Fact sheets

Dairy Australia's Tactics for Tight Times fact sheets take you through a process to help you understand your current position and plan ahead for the 2016/17 season.

Click on the relevant folder below to download your 2016 Tactics for Tight Times facts sheets.

  • Knowing your situation


    Heat Stress
    Heat stress can strike at unexpected times. Learn how milk production, cell count and milk protein were affected by high temperatures last November in Victoria and how you can better manage heat stress at www.coolcows.com.au and read the Feeling the heat factsheet (PDF, 151KB).

    Taking stock of your situation (PDF, 355KB)
    With the continuing tough seasonal conditions and the recent milk price announcements, the majority of south eastern Australian dairy farmers will be facing challenging operating conditions for the foreseeable future. While every farm situation is unique, this fact sheet is designed to help you understand your current position and start to plan ahead.

    Meeting the bank - are you prepared? (PDF, 560KB)
    With lower milk prices anticipated next season, a good farmer-banker relationship has never been more important. This fact sheet has been adapted from information provided by DairyNZ, and provides advice on the importance of meeting with your bank manager and how to get the most out of the meeting.

    Calculating your break-even milk price (PDF, 616KB)
    Understanding the total cash demands on your business as a total $ value and as $ per kgMS basis is essential in a cash constrained environment. Click above to learn more.

  • Planning your cash flow and feed budget


    Feed budgeting (PDF, 580KB)
    How much feed do you actually need to buy? During these tight times it is more important than ever to do a feed budget and to ensure that you know what quantities of feed to buy each month to produce the monthly volumes of milk required to generate budgeted milk income and profit.

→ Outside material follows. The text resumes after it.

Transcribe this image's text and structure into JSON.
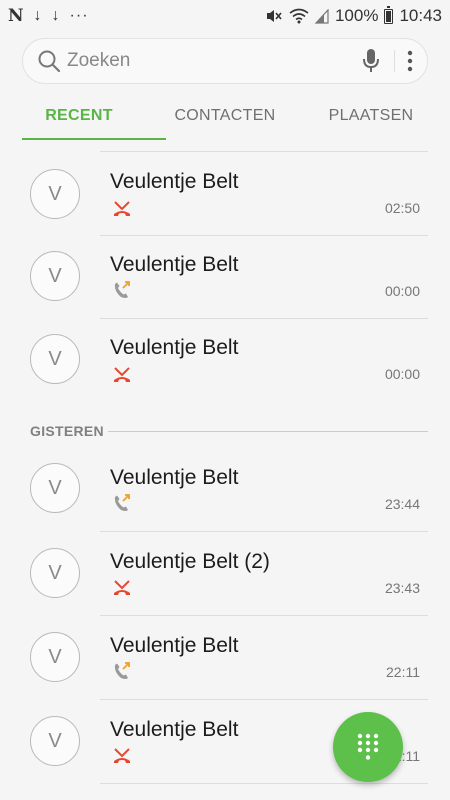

    Budgeting tools (PDF, 555KB)
    Dairy Australia has budgeting tools available that will assist dairy farmers and their advisers in planning and decision making, especially heading into the new financial year. Click above to learn more.

  • Maximising value from home grown and purchased feed


    Dealing with lower quality forages over summer (PDF, 412KB)

    Given the wet conditions throughout some dairy areas last winter and spring, forage quality will be extremely variable this summer, and in general of low quality. Sustaining milk production on diets with low quality forages may be difficult. This fact sheet provides ideas as to how to deal with these challenges.    

    Tips to manage dairy cows through the summer (PDF, 610KB)

    Throughout summer, maintaining the milk production from your cows may be challenging for many reasons. Tips on managing heat and feed quality and quantity are provided in this fact sheet. 

    Planning your feeding program (PDF, 330KB)
    Most dairy farms are dealing with a shortage of pasture and home-grown conserved forages and are considering what feeds they should buy to milk their herds through periods of low growth. Click above to learn more.

    Building a feed wedge (PDF, 185KB)
    High pasture consumption is integral to profitable dairy farming and is a key profit driver. One low cost tactic to assist in reducing feed costs is establishing a feed wedge. Click above to learn more.

    Nitrogen timing and rates (PDF, 560KB)
    As rotations shorten in response to faster growth rates it becomes more important to get the timing right as the ideal window to maximise response narrows. This is also where the nitrogen rate should be reduced accordingly

    Winter nitrogen (PDF, 253KB)
    Effective use of nitrogen can be a relatively cheap source of additional winter feed. Pasture responses to N in autumn/winter are less than you would usually expect in spring due to decreasing soil temperatures. However, strategic N applications can boost winter pasture covers and assist in setting up a pasture wedge for the following spring.

    Winter management (PDF, 433KB)
    Successful winter management requires planning, monitoring and taking action. This checklist will help you formulate a plan for winter, with information to help you make sound business decisions.

    Optimising feeding decisions (PDF, 560KB)
    Feed cost decisions in a low milk price year are likely to be based on the “margins” that can be created and individual attitudes to spending and risk. The concept of creating “margin” relates to the question, “Am I willing to spend more, usually on supplements, but also on inputs such as fertiliser, to make a bit or a lot more money from an anticipated increase in production?”

    Managing the spring surplus (PDF, 567KB)
    During this spring, with fodder reserves low on most farms, conservation of the surplus feed grown will be a high priority. Conserving the true surplus is an effective approach to managing spring pastures as well as being able to fill feed gaps later.

    Winter management of ryegrass pastures (PDF, 181KB)
    Maximizing home grown feed consumption is well proven to improve farm profit and cash flow by reducing supplementary feed costs and/ or increasing milk production.  Using best practice grazing management principles is one method of increasing pasture utilisation.  Click above to learn more.



  • Dairy Farm Business Analysis Fact Sheet series

    Come back soon to access a number of useful dairy farm business analysis fact sheets